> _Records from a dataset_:
□ □ □ □
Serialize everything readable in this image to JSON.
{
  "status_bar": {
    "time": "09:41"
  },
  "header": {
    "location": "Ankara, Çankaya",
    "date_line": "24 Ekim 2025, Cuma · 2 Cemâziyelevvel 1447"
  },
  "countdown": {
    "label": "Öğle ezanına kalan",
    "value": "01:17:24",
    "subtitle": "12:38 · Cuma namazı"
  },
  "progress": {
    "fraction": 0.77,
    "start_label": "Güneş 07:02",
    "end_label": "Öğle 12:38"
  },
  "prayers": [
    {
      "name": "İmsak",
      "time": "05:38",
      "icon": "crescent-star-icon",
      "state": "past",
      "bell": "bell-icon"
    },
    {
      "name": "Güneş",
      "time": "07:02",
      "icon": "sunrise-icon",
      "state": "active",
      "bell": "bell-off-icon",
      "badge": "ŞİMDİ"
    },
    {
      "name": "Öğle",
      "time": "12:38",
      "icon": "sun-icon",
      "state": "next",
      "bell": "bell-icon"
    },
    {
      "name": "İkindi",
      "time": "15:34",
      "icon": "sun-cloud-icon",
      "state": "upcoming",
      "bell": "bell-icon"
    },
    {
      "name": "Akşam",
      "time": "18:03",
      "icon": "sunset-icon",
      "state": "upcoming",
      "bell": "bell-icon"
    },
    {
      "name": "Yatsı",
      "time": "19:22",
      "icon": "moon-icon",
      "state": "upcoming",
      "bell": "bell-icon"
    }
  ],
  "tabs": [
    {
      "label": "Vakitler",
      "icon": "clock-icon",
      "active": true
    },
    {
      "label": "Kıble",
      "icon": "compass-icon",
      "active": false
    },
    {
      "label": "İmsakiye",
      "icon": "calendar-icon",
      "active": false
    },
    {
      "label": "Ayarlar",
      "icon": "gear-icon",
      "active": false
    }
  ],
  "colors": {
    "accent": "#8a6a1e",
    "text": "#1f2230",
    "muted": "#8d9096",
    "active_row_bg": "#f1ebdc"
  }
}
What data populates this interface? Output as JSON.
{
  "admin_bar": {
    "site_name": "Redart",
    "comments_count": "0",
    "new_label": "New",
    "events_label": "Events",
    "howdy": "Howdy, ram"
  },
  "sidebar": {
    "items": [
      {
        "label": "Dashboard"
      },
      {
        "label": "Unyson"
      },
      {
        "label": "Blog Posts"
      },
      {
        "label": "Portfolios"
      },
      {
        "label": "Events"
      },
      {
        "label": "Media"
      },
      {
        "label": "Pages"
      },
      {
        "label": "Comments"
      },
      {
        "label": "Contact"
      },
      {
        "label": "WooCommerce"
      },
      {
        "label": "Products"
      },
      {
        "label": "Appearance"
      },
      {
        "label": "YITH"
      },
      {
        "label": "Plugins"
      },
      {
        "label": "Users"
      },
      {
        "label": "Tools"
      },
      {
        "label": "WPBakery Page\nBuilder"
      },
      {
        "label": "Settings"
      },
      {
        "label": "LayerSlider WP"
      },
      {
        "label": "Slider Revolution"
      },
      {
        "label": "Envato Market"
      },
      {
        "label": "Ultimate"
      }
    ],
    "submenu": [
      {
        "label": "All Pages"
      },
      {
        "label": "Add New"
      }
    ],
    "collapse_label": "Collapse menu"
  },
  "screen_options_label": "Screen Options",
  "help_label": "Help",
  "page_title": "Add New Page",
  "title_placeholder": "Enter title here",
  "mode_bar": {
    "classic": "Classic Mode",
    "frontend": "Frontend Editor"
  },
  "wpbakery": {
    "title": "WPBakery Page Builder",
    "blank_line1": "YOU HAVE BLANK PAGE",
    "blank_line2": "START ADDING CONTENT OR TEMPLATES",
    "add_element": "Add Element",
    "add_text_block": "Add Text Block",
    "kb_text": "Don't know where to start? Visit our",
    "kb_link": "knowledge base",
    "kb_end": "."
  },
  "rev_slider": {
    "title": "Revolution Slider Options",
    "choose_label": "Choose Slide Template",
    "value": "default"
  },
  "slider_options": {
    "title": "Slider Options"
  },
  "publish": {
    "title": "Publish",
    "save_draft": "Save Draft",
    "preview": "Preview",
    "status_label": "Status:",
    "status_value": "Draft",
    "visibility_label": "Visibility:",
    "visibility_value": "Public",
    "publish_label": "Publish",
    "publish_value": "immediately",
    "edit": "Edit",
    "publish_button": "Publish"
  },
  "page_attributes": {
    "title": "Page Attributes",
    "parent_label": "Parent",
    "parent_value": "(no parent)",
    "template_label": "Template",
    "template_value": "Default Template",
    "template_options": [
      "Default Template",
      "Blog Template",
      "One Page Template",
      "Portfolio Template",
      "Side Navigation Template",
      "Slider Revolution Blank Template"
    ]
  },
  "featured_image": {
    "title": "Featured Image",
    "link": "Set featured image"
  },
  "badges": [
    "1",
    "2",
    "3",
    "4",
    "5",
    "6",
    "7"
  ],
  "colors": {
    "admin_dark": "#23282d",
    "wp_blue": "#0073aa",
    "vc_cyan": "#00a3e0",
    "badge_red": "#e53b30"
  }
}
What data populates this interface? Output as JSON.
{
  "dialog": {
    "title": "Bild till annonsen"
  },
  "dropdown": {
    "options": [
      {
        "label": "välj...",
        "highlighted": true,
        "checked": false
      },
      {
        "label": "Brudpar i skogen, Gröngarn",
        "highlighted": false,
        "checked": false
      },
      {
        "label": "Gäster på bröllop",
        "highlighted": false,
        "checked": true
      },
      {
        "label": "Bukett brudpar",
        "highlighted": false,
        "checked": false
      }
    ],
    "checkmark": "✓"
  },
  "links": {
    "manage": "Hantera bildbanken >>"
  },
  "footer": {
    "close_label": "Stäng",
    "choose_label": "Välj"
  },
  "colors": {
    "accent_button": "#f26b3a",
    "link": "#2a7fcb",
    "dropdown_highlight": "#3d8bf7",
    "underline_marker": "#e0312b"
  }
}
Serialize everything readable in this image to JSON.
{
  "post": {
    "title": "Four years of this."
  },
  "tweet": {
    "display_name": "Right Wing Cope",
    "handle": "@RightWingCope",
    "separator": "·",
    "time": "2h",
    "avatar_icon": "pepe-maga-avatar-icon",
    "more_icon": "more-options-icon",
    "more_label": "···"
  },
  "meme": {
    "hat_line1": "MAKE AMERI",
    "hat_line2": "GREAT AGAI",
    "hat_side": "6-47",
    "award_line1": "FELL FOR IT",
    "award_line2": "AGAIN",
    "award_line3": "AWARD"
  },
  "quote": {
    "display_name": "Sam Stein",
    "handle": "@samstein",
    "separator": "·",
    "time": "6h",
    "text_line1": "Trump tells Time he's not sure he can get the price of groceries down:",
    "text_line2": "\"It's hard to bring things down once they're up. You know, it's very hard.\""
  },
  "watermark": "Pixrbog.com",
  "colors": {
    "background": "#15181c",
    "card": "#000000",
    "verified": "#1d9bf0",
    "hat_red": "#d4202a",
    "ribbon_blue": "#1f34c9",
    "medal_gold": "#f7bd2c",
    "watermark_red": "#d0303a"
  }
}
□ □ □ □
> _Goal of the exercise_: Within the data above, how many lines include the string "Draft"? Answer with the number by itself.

> _Answer box_: 2